Anything to supposedly save the climate.
It’s finally happened: European Parliament gave its final approval to ban the sale of new vehicles with internal combustion engines by 2035. Many people might be under the mistaken impression this was already a done deal, however the move was made recently on February 14. Before that the ban was talked about, the different EU member states approved the legislation for the ban, but it wasn’t a done deal.
Learn why so many electric cars rust rapidly here.
Lest you think everyone’s onboard with this plan, France 24 noted conservative MEPs have opposed it and they’re the biggest group in EU Parliament. However, their pushback wasn’t enough to stop others from sliding it through, all with the vision of getting gas and diesel cars off European roads by sometime around 2050.
Of course, a lot can happen between now and 2035. Just look at what the world has been through in the last three years, then imagine how much things might shift in the next 12. While supporters of this move think it will obviously force automakers to churn out electric cars, they might have an oversimplistic view of how things work.
Just because a law is passed doesn’t mean real-world obstacles to mass vehicle electrification are automatically eliminated. Oftentimes, those who have a more authoritarian mindset believe all private industry needs to make things happen is the right stick being waved at their backside by the government. It’s again a wonderfully simplistic way of looking at things.
What’s more, history is littered with countless examples of the unintended consequences brought about by government interventions. This move could encourage people to hang onto their gas-burning cars for longer than they currently do. It could cause economically crippling transportation problems for Europe. Or there might be other consequences nobody could have predicted. Sometimes government regulation is like that box of chocolates, only it’s not a ganache or crème center you’re going to bite into.
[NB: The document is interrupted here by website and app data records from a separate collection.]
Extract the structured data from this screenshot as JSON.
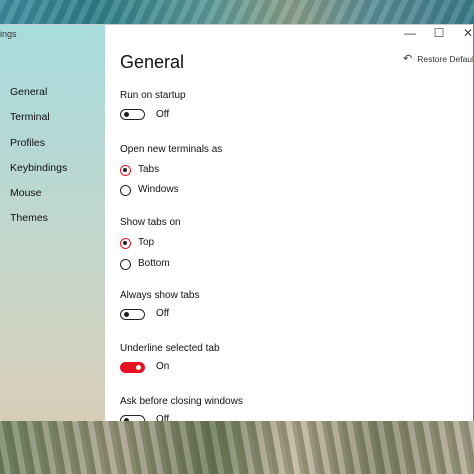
{
  "window": {
    "title": "ings"
  },
  "sidebar": {
    "items": [
      {
        "label": "General"
      },
      {
        "label": "Terminal"
      },
      {
        "label": "Profiles"
      },
      {
        "label": "Keybindings"
      },
      {
        "label": "Mouse"
      },
      {
        "label": "Themes"
      }
    ]
  },
  "header": {
    "title": "General",
    "restore_label": "Restore Defaults",
    "restore_icon": "↶"
  },
  "controls": {
    "minimize": "—",
    "maximize": "☐",
    "close": "✕"
  },
  "settings": {
    "run_on_startup": {
      "label": "Run on startup",
      "state": "Off"
    },
    "open_new_terminals_as": {
      "label": "Open new terminals as",
      "options": [
        "Tabs",
        "Windows"
      ],
      "selected": "Tabs"
    },
    "show_tabs_on": {
      "label": "Show tabs on",
      "options": [
        "Top",
        "Bottom"
      ],
      "selected": "Top"
    },
    "always_show_tabs": {
      "label": "Always show tabs",
      "state": "Off"
    },
    "underline_selected_tab": {
      "label": "Underline selected tab",
      "state": "On"
    },
    "ask_before_closing": {
      "label": "Ask before closing windows",
      "state": "Off"
    }
  },
  "colors": {
    "accent": "#e81123"
  }
}
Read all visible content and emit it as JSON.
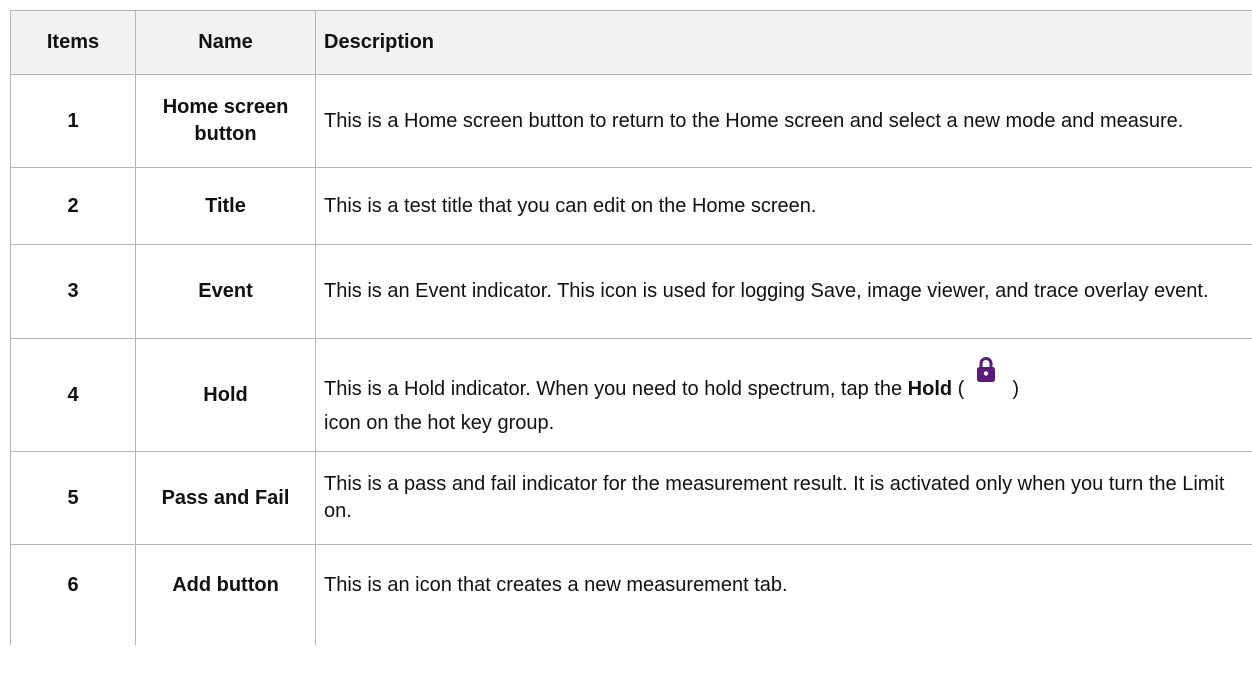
{
  "table": {
    "headers": {
      "items": "Items",
      "name": "Name",
      "description": "Description"
    },
    "rows": [
      {
        "item": "1",
        "name": "Home screen button",
        "description": "This is a Home screen button to return to the Home screen and select a new mode and measure."
      },
      {
        "item": "2",
        "name": "Title",
        "description": "This is a test title that you can edit on the Home screen."
      },
      {
        "item": "3",
        "name": "Event",
        "description": "This is an Event indicator. This icon is used for logging Save, image viewer, and trace overlay event."
      },
      {
        "item": "4",
        "name": "Hold",
        "description_before": "This is a Hold indicator. When you need to hold spectrum, tap the ",
        "description_bold": "Hold",
        "description_paren_open": " (",
        "description_paren_close": ")",
        "description_after": "icon on the hot key group."
      },
      {
        "item": "5",
        "name": "Pass and Fail",
        "description": "This is a pass and fail indicator for the measurement result. It is activated only when you turn the Limit on."
      },
      {
        "item": "6",
        "name": "Add button",
        "description": "This is an icon that creates a new measurement tab."
      }
    ]
  },
  "icons": {
    "hold": "lock-icon",
    "hold_color": "#5b1a7a"
  }
}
Just look at Europe’s disastrous energy policies which led it to become so dependent on Russia, only for that to blow up in their faces when the Ukraine War broke out. It’s entirely possible this ban will have to be reversed, although with the EU’s track record on not walking back the senseless decision to shutter nuclear power plants and instead fire up the coal-burning facilities, you just never know what they might do next.
Images via Porsche, Mercedes-Benz